- Maximum allowable glazing areas are introduced. The figure differs by dwelling type and area. The maximum glazed area ranges from 13% of the floor area in Greater London to dwellings within Group A to 35% of the floor area to dwellings in Wales in the equivalent Group 2.
- Shading on glazing between NE and NW (via South) is required to all buildings within Greater London. This could be through external shutters or by using glazing with a maximum g-value of 0.4.
- Limiting glazing areas could lead to smaller windows, which during a time where glass surfaces are particular in demand could cause issues.
Document B1 – Fire Safety
Valid From: 30th August 2019
When you’re buying new windows and doors, the main aspect of fire safety is the requirement of a ‘means of escape’. If you’re replacing a window, the new opening should be sized to provide at least the same potential for escape as the window it replaces. If the original window that is being replaced was larger than necessary for the purpose of escape, then the new window opening could be reduced down to the minimum as specified in the criteria below.
The means of escape requirements should be considered for any windows installed into a new building, extension or existing dwelling. In most cases a window with a fire escape feature will not look any different from the rest but its functionality could save lives. It’s important to follow the standards and inform the manufacturer of any such requirements. If an escape window is required, the following criteria should be adhered to:

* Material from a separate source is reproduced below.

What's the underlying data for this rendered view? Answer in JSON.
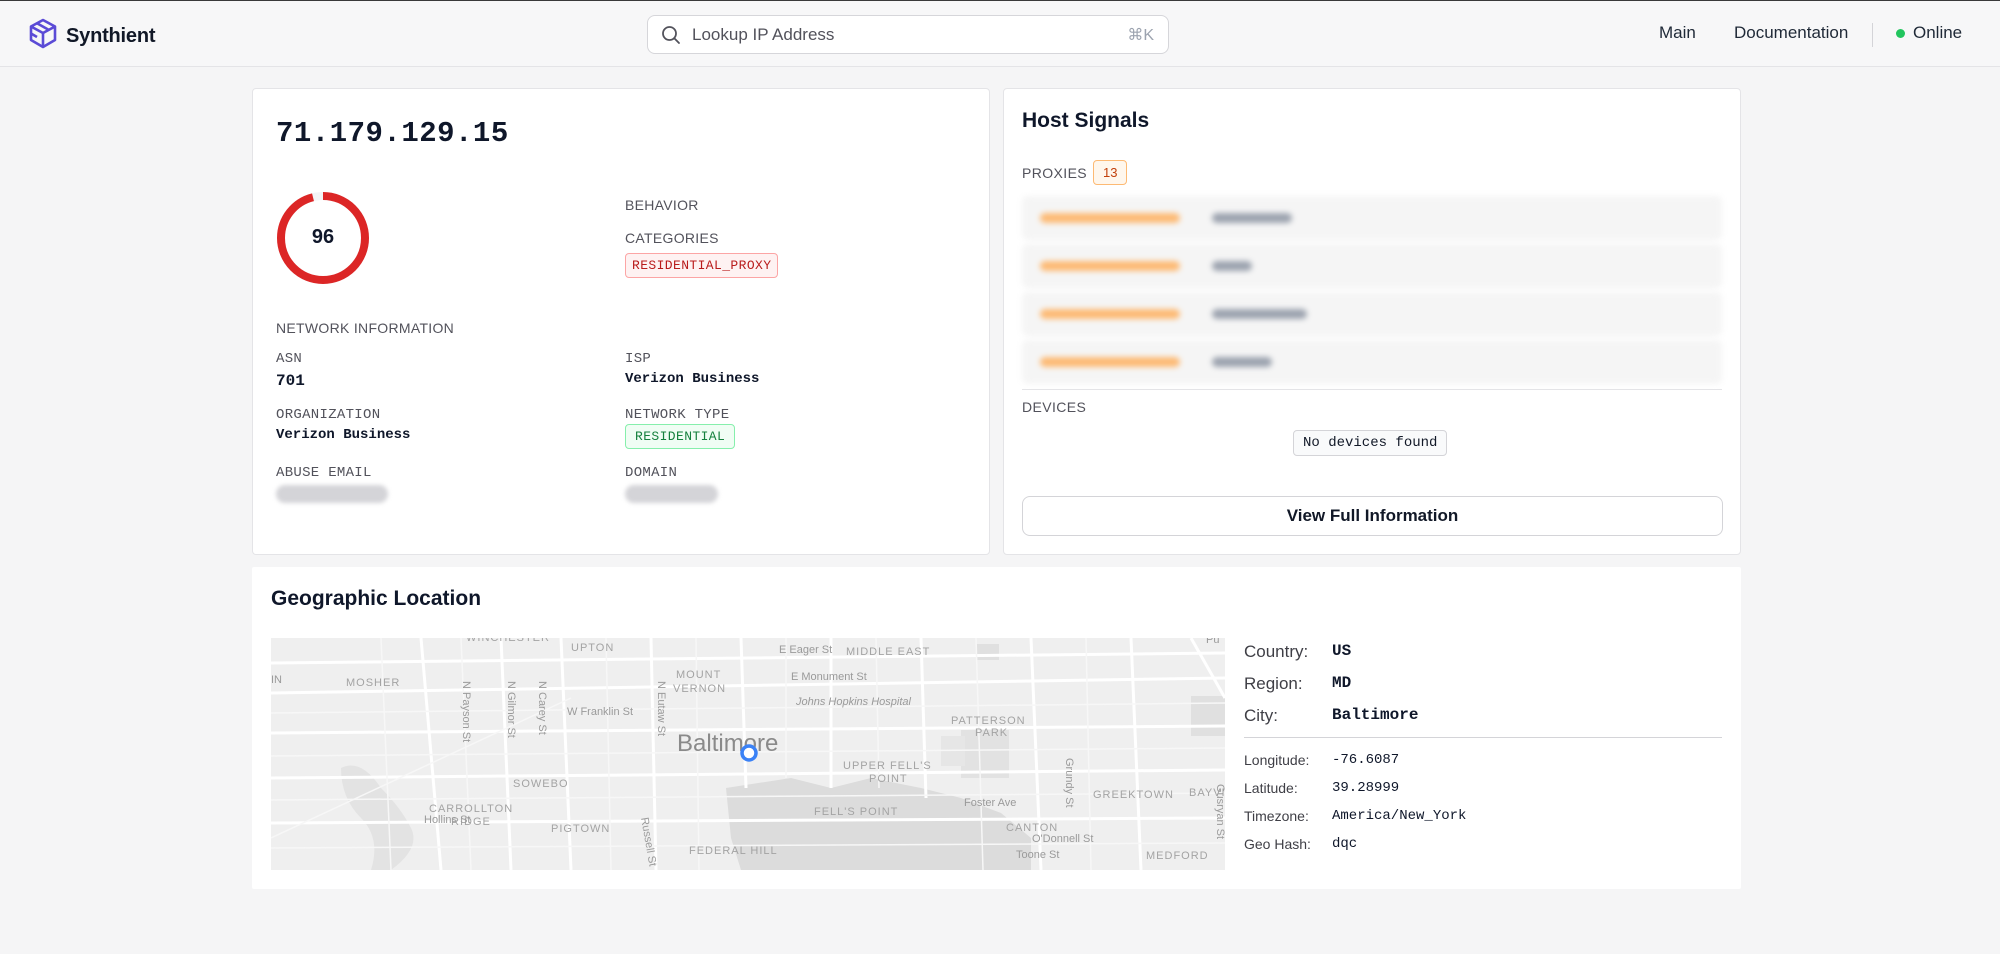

- Width and Height – Either of these are not to be any less than 450mm
- Clear Openable Area – No less than 0.33m²
- Cill height – The bottom of the openable area should be no more than 1100mm above the floor area.
Watch the video below to see our service engineer, Dave demonstrating our uPVC Sash Windows with fire escape.
If you’re replacing windows on the first floor that are currently not equipped with a fire escape option, it would be wise to consider replacing a couple of them with some that are.
Generally, one per room is required.
Document M – Access to Buildings
Valid From: 1st March 2016
Every home needs a main entrance and if the home was built post 1999, the main entrance threshold must remain level otherwise the works will not comply with Building Regulations. The rule is set in place to enable people, including those with disabilities, to gain access into the dwelling.
Government Building Regulations Download
A consolidated version of the individual Approved Documents published by the government, is now available as a single, searchable PDF.
How Much For New Windows And Doors?
The best way to ensure that you install windows and doors that are up to date with building regulation changes is to purchase new ones that incorporate the requirements directly within their design.
How much new windows and doors cost can change depending on the number of units required, their style and size, their colour or wood grain, and a whole host of other important factors. Luckily, you can request a price for Quickslide’s range of uPVC and aluminium windows and doors on our website directly.
How Long Do Building Regulations Last?
How long building regulations last depends on the regulation, as each one can be updated at different times. Over time, the regulations listed here may be updated further with new requirements, so it’s important to stay on top of recent changes and events within and surrounding the industry.
What Happens If You Don’t Get Building Regulations?
It is always essential to ensure that you meet building regulations and meet requirements. If you don’t, you could be fined and run the risk of having your work demolished. At Quickslide, we always recommend having the proper regulations before committing to any work.
Please note, our news articles are relevant and accurate at the time of release, but as technical developments dictate, and times goes by the information in this article may no longer be applicable. If you have questions, please contact us using our online contact form or call us on 03332 412 240.